■ Records provided ■
━━━━━━━━

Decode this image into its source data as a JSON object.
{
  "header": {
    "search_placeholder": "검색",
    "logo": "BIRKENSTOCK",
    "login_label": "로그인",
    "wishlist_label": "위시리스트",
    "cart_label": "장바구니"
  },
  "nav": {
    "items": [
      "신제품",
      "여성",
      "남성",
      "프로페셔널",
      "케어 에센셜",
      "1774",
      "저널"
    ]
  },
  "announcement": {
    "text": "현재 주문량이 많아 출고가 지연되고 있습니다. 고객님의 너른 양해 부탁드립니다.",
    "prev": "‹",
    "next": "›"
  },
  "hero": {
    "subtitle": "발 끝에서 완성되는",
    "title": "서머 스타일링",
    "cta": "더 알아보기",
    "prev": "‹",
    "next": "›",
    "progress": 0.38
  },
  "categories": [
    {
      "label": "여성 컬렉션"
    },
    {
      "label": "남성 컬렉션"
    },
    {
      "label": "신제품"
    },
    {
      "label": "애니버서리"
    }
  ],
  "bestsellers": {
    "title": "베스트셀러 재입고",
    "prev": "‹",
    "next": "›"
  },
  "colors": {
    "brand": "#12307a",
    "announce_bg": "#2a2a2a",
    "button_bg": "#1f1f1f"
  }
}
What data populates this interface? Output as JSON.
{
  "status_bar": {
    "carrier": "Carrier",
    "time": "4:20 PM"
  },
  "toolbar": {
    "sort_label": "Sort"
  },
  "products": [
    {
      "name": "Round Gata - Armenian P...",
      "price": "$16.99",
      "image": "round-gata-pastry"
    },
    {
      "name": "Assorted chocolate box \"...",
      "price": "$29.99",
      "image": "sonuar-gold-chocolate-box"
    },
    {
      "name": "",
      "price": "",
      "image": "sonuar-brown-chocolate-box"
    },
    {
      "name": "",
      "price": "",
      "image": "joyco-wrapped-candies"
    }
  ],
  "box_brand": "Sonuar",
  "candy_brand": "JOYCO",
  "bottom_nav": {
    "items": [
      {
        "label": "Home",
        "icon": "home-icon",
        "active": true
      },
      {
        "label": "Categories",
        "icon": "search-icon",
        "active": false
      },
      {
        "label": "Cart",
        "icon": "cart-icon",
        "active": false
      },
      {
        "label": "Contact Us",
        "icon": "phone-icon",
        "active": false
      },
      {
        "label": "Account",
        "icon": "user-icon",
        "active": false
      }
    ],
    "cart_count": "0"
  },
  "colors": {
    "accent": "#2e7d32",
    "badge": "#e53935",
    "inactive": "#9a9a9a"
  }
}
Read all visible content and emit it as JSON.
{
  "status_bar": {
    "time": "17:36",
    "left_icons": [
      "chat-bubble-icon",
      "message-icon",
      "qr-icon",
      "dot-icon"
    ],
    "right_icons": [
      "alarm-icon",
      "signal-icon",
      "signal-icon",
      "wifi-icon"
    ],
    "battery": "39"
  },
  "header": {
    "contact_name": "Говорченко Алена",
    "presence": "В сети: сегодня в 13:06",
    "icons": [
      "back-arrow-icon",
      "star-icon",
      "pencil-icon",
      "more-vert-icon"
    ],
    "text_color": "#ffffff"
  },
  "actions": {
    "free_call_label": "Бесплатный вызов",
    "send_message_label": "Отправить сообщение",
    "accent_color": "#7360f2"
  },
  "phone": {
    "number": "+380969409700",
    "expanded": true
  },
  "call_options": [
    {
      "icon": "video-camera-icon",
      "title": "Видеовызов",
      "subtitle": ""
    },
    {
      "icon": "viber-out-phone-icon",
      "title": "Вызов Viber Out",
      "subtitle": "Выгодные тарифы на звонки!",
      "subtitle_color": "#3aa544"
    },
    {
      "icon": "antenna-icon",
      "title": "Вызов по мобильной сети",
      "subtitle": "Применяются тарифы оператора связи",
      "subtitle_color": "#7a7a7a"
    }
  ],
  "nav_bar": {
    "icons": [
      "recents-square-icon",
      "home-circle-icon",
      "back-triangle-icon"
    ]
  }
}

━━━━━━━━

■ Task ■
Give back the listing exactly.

■ Exercise answer ■
Decode this image into its source data as a JSON object.
{
  "header": {
    "search_placeholder": "검색",
    "logo": "BIRKENSTOCK",
    "login_label": "로그인",
    "wishlist_label": "위시리스트",
    "cart_label": "장바구니"
  },
  "nav": {
    "items": [
      "신제품",
      "여성",
      "남성",
      "프로페셔널",
      "케어 에센셜",
      "1774",
      "저널"
    ]
  },
  "announcement": {
    "text": "현재 주문량이 많아 출고가 지연되고 있습니다. 고객님의 너른 양해 부탁드립니다.",
    "prev": "‹",
    "next": "›"
  },
  "hero": {
    "subtitle": "발 끝에서 완성되는",
    "title": "서머 스타일링",
    "cta": "더 알아보기",
    "prev": "‹",
    "next": "›",
    "progress": 0.38
  },
  "categories": [
    {
      "label": "여성 컬렉션"
    },
    {
      "label": "남성 컬렉션"
    },
    {
      "label": "신제품"
    },
    {
      "label": "애니버서리"
    }
  ],
  "bestsellers": {
    "title": "베스트셀러 재입고",
    "prev": "‹",
    "next": "›"
  },
  "colors": {
    "brand": "#12307a",
    "announce_bg": "#2a2a2a",
    "button_bg": "#1f1f1f"
  }
}
What data populates this interface? Output as JSON.
{
  "status_bar": {
    "carrier": "Carrier",
    "time": "4:20 PM"
  },
  "toolbar": {
    "sort_label": "Sort"
  },
  "products": [
    {
      "name": "Round Gata - Armenian P...",
      "price": "$16.99",
      "image": "round-gata-pastry"
    },
    {
      "name": "Assorted chocolate box \"...",
      "price": "$29.99",
      "image": "sonuar-gold-chocolate-box"
    },
    {
      "name": "",
      "price": "",
      "image": "sonuar-brown-chocolate-box"
    },
    {
      "name": "",
      "price": "",
      "image": "joyco-wrapped-candies"
    }
  ],
  "box_brand": "Sonuar",
  "candy_brand": "JOYCO",
  "bottom_nav": {
    "items": [
      {
        "label": "Home",
        "icon": "home-icon",
        "active": true
      },
      {
        "label": "Categories",
        "icon": "search-icon",
        "active": false
      },
      {
        "label": "Cart",
        "icon": "cart-icon",
        "active": false
      },
      {
        "label": "Contact Us",
        "icon": "phone-icon",
        "active": false
      },
      {
        "label": "Account",
        "icon": "user-icon",
        "active": false
      }
    ],
    "cart_count": "0"
  },
  "colors": {
    "accent": "#2e7d32",
    "badge": "#e53935",
    "inactive": "#9a9a9a"
  }
}
Read all visible content and emit it as JSON.
{
  "status_bar": {
    "time": "17:36",
    "left_icons": [
      "chat-bubble-icon",
      "message-icon",
      "qr-icon",
      "dot-icon"
    ],
    "right_icons": [
      "alarm-icon",
      "signal-icon",
      "signal-icon",
      "wifi-icon"
    ],
    "battery": "39"
  },
  "header": {
    "contact_name": "Говорченко Алена",
    "presence": "В сети: сегодня в 13:06",
    "icons": [
      "back-arrow-icon",
      "star-icon",
      "pencil-icon",
      "more-vert-icon"
    ],
    "text_color": "#ffffff"
  },
  "actions": {
    "free_call_label": "Бесплатный вызов",
    "send_message_label": "Отправить сообщение",
    "accent_color": "#7360f2"
  },
  "phone": {
    "number": "+380969409700",
    "expanded": true
  },
  "call_options": [
    {
      "icon": "video-camera-icon",
      "title": "Видеовызов",
      "subtitle": ""
    },
    {
      "icon": "viber-out-phone-icon",
      "title": "Вызов Viber Out",
      "subtitle": "Выгодные тарифы на звонки!",
      "subtitle_color": "#3aa544"
    },
    {
      "icon": "antenna-icon",
      "title": "Вызов по мобильной сети",
      "subtitle": "Применяются тарифы оператора связи",
      "subtitle_color": "#7a7a7a"
    }
  ],
  "nav_bar": {
    "icons": [
      "recents-square-icon",
      "home-circle-icon",
      "back-triangle-icon"
    ]
  }
}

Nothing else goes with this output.